• [Information provided]:
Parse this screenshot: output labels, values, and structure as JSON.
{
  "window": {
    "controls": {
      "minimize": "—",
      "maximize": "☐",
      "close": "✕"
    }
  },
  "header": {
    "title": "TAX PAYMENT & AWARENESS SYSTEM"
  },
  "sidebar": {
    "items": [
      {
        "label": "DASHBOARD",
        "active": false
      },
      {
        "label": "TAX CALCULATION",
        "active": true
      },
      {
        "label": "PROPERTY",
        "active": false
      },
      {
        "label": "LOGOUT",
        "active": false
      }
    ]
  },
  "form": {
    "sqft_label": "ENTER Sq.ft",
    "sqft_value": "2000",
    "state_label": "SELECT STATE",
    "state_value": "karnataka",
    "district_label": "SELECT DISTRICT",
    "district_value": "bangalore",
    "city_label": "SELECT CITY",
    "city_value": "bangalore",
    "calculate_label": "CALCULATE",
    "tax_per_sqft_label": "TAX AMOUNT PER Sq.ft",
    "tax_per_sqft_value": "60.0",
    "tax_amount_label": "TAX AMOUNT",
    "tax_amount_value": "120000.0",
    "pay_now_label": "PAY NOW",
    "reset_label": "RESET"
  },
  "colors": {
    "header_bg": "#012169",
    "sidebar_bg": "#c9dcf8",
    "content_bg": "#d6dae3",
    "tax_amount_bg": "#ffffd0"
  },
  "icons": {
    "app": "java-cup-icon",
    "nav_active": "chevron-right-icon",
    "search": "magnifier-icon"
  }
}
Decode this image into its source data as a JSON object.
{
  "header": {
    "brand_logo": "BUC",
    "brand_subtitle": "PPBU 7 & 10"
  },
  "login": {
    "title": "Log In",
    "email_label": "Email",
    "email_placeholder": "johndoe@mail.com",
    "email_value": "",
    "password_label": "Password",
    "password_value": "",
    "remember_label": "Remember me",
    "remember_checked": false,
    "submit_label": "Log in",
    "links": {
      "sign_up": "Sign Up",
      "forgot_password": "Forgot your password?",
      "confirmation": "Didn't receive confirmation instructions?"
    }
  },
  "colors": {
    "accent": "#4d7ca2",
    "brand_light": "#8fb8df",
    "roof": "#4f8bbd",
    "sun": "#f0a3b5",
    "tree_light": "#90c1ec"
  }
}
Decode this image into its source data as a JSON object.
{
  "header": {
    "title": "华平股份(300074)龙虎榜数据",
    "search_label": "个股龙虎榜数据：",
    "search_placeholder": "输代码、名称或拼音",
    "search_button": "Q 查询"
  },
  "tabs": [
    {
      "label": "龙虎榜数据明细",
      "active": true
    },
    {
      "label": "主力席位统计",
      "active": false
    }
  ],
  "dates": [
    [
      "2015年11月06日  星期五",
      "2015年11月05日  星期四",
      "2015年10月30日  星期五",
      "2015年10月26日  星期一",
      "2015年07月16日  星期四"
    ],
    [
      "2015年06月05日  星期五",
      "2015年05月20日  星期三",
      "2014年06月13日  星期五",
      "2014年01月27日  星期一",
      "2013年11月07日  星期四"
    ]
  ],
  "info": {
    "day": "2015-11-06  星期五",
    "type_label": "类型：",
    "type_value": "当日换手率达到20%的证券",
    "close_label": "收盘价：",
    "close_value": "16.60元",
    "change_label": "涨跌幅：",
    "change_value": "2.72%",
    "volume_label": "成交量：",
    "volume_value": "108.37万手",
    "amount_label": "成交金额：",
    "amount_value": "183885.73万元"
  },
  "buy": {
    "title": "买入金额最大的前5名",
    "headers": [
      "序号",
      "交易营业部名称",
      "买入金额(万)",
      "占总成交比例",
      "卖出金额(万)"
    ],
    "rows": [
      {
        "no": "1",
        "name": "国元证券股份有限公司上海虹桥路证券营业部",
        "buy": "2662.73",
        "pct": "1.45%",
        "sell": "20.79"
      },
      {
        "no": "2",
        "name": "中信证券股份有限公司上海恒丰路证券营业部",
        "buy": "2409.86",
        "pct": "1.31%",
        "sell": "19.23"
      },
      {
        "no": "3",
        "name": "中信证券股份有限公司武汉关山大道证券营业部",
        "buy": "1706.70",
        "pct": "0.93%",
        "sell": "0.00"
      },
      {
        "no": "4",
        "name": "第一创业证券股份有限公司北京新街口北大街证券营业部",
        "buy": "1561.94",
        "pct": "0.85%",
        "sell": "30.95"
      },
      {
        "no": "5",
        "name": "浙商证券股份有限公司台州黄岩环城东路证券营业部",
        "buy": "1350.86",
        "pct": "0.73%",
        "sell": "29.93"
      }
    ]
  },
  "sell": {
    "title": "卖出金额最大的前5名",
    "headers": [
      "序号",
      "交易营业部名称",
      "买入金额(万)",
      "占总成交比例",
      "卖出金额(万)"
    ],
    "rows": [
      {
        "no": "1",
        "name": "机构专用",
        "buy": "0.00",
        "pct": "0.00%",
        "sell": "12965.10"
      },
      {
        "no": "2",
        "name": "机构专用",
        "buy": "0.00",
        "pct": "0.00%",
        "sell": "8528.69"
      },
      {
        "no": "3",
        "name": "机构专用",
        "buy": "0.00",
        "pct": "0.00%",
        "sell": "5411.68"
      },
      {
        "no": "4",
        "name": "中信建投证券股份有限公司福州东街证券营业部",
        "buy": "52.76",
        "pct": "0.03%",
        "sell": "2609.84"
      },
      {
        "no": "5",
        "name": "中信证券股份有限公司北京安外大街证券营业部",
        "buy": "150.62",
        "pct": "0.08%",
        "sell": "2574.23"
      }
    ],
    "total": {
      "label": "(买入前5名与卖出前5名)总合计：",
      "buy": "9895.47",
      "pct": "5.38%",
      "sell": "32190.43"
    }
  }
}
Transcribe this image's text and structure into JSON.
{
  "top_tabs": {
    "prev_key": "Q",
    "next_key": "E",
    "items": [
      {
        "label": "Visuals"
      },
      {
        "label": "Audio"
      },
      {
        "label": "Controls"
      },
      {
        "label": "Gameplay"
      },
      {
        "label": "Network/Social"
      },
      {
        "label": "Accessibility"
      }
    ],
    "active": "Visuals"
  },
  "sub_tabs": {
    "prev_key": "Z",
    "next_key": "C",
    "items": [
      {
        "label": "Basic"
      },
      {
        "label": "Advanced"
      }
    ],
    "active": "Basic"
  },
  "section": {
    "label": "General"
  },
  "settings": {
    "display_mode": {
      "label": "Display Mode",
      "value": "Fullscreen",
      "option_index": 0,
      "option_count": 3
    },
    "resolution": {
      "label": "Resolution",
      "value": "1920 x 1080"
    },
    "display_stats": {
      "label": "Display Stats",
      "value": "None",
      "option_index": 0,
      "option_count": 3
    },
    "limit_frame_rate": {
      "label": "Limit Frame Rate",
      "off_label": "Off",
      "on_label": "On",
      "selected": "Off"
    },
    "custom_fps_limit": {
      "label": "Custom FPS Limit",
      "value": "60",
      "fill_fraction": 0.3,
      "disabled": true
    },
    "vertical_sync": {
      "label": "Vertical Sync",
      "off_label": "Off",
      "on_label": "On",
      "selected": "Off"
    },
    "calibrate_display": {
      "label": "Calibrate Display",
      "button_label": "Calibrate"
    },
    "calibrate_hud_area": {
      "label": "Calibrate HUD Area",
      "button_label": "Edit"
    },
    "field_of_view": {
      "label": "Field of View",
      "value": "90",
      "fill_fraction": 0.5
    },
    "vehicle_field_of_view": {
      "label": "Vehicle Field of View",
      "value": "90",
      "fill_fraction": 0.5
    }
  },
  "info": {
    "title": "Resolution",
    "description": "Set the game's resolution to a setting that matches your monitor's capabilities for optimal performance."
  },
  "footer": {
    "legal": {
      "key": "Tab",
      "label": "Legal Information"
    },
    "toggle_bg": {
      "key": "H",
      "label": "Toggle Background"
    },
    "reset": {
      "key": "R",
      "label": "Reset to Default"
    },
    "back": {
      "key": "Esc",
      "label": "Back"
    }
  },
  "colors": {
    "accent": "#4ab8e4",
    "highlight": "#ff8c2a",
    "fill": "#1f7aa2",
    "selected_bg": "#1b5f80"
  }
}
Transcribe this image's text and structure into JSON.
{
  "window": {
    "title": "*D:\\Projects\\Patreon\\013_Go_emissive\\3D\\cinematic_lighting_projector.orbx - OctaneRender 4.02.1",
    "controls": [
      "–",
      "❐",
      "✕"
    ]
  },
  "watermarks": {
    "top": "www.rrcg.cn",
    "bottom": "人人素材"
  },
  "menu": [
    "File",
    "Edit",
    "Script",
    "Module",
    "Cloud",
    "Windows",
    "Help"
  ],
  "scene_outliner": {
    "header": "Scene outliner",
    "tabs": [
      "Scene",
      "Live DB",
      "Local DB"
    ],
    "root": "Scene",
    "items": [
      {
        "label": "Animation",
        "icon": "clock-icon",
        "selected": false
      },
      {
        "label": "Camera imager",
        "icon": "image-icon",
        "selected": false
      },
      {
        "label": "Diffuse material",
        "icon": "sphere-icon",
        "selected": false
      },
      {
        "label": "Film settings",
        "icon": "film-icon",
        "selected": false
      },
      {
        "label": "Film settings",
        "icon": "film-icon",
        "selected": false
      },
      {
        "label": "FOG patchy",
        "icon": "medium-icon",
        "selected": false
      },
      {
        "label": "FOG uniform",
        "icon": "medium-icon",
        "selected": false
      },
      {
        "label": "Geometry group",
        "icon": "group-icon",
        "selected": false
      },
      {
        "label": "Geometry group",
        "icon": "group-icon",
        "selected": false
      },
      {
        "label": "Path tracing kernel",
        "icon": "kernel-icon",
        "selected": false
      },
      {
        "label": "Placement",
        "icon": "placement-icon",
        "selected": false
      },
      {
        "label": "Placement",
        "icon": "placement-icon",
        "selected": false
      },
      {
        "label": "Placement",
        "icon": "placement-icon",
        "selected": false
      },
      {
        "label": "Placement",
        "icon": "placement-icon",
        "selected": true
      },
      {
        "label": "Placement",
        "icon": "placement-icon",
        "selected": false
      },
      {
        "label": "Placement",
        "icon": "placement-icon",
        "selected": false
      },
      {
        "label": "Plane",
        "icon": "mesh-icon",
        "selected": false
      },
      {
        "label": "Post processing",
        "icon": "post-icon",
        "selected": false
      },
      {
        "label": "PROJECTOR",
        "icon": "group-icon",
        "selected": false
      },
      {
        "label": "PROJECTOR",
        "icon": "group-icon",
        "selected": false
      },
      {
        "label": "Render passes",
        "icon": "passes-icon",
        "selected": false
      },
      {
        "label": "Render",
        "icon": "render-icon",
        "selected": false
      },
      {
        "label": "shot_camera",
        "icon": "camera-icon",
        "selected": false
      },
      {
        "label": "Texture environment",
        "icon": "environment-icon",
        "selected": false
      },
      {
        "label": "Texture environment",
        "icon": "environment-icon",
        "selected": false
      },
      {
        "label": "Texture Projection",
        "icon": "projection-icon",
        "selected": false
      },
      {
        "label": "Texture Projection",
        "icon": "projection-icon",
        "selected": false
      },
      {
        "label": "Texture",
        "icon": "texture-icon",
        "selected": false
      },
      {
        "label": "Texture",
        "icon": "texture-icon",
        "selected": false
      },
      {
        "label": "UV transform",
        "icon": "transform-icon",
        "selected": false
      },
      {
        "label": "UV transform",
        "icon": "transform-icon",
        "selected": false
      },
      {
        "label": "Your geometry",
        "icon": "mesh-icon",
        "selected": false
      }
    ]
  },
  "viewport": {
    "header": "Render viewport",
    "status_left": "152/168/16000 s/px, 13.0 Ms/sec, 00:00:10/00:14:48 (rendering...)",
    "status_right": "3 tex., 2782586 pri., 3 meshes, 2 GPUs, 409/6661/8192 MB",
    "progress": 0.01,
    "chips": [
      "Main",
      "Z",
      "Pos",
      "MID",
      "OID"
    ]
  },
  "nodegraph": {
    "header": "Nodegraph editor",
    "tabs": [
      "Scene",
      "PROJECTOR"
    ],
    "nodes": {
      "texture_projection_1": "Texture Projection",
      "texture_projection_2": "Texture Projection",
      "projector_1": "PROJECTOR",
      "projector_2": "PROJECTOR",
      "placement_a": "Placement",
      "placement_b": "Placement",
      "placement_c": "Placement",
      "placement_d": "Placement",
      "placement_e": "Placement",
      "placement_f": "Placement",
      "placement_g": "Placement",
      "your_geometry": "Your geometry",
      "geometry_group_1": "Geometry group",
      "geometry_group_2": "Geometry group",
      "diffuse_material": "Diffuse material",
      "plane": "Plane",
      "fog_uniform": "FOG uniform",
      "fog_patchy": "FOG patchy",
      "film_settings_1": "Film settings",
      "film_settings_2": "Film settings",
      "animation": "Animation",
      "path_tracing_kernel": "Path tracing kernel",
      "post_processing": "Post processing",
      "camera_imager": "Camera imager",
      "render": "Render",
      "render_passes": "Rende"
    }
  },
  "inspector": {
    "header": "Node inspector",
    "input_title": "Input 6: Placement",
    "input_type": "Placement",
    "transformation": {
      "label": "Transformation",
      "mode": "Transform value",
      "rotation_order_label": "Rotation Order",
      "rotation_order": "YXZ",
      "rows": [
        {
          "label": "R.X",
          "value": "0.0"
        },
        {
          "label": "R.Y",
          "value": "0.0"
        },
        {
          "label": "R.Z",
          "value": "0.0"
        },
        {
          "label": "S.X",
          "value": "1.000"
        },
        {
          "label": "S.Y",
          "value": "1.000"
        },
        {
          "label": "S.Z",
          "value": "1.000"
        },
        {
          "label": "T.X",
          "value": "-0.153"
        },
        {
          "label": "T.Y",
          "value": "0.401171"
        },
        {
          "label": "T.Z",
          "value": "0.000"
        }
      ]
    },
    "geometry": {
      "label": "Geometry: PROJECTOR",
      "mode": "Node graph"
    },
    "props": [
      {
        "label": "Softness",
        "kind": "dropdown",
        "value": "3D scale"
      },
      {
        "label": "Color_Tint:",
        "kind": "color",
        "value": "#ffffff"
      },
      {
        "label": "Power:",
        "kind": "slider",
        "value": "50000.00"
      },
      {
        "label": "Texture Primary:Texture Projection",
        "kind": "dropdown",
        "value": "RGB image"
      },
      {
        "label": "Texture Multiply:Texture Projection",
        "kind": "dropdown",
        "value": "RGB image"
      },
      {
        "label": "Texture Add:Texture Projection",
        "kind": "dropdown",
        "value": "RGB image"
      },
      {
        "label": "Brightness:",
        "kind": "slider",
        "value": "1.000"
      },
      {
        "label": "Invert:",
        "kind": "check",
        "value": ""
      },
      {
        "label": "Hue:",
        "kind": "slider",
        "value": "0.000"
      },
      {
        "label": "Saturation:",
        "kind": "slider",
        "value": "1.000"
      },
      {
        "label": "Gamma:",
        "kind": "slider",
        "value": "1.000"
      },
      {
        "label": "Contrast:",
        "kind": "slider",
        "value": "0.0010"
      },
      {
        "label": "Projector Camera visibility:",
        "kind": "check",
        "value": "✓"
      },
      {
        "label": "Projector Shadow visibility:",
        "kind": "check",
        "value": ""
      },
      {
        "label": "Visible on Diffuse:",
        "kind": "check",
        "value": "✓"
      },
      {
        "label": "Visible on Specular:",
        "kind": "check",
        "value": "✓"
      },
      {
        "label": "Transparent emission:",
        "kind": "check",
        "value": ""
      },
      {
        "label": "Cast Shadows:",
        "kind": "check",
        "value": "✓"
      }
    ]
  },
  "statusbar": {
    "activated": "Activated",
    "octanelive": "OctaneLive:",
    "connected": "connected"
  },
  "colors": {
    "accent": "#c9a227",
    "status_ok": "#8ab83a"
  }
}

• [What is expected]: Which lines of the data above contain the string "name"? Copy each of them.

• [Task answer]:
        "name": "国元证券股份有限公司上海虹桥路证券营业部",
        "name": "中信证券股份有限公司上海恒丰路证券营业部",
        "name": "中信证券股份有限公司武汉关山大道证券营业部",
        "name": "第一创业证券股份有限公司北京新街口北大街证券营业部",
        "name": "浙商证券股份有限公司台州黄岩环城东路证券营业部",
        "name": "机构专用",
        "name": "机构专用",
        "name": "机构专用",
        "name": "中信建投证券股份有限公司福州东街证券营业部",
        "name": "中信证券股份有限公司北京安外大街证券营业部",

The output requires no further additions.